Extracted data entries:

....

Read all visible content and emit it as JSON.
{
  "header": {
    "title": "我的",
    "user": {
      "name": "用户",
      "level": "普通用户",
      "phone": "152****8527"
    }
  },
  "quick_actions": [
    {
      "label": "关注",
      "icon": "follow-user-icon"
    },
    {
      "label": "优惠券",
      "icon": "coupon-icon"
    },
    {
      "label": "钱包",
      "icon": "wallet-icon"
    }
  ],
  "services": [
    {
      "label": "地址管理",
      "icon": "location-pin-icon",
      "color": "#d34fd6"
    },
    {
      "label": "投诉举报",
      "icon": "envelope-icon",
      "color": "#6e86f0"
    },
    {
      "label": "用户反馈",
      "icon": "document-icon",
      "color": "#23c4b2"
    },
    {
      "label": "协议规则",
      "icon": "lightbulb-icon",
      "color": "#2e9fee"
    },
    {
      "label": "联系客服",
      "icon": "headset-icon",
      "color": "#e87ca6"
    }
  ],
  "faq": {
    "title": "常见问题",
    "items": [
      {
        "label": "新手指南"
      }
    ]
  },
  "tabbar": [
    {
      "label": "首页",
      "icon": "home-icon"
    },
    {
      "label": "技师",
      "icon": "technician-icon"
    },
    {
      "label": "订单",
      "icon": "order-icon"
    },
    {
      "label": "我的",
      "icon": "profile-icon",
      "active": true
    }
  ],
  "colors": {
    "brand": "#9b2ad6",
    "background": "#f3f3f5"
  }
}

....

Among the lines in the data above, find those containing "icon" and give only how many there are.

**Exercise response**: 12